Before you give up planetary hopes, hop to Epsilon Reticuli – the backwards “3” symbol on our map. Now here’s a binary system located approximately 59 light-years away that really does have a confirmed planet! The primary star is an orange subgiant star, while the secondary star is a white dwarf star. As of 2000, an extrasolar planet has been confirmed to be orbiting the primary star in the system! It is roughly the size of Jupiter and it orbits around the star every 418 days. What’s more, there could possibly be an Earth-like trojan accompanying it!

For binoculars, keep a watch on R Reticuli – a Mira-type variable star. While it takes 278.3 days for it to go through it’s changes, they are very dramatic. You’ll find this incredible star begins by shining at respectable magnitude of 6.5 only to virtually turn telescopic at magnitude 14 during its minima. Now that’s variable!

For a small telescope and big binocular challenge, try your hand at NGC 1313 (RA 3 : 18.3 Dec -66 : 30). At magnitude 9 and more than 8 arc minutes in size, this starburst galaxy is often referred to as the “Topsy Turvy” because of its unusual supershell spiral galaxy structure. Located about 15 million light years away, large telescopes will pick out strange features, like spiral arms which are lopsided and its rotational axis is not at the center of the nuclear bar.

Now, have a go at NGC 1559 (RA 4 : 17.6 Dec -62 : 47). Although this barred spiral galaxy is over a magnitude fainter and about half the size of the last, you’ll still find it quite bright and rich in the telescope. Although it was originally thought to be a member of the Dorado Galaxy Group, this Seyfert Galaxy is all alone in space. NGC 1559 has massive spiral arms and strong star formation. It contains a small bar which is oriented nearly east-west and spans 40?. Its bar and galactic disc are the source of very strong radio emissions!

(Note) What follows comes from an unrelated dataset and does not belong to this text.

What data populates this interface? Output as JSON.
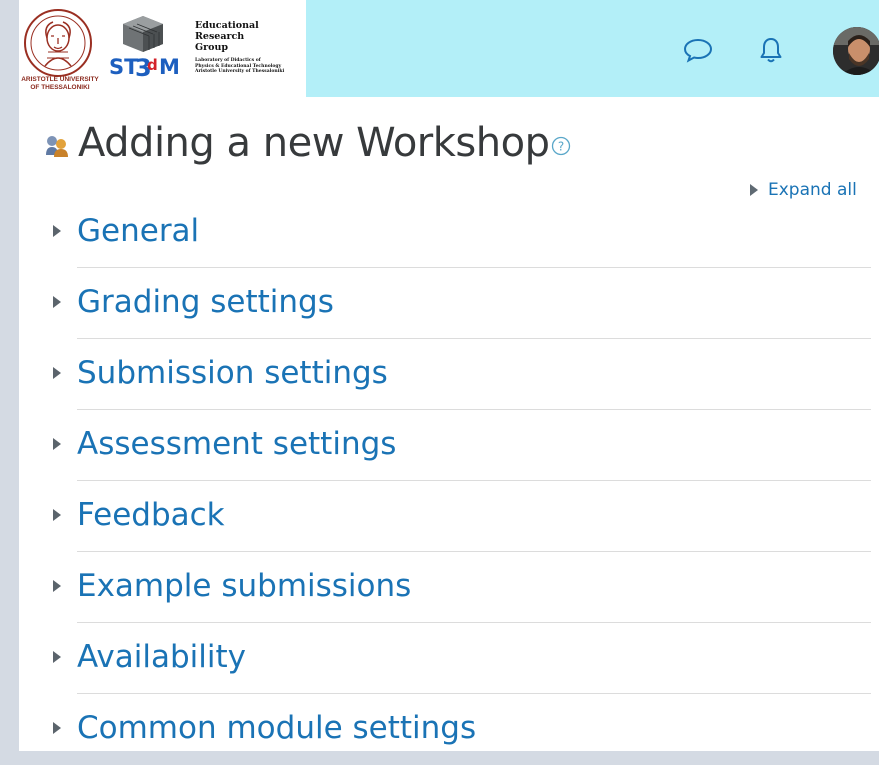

Our last galaxy is NGC 1543 (RA 4 : 12.8 Dec -57 : 44). Also about magnitude 10.5 and about 4 arc minutes in size, Dunlop 100 really is considered part of the Dorado Galaxy Group. Look for a very bright nucleus in this spiral galaxy, with a faint east to west extension!

Chart Courtesy of Your Sky.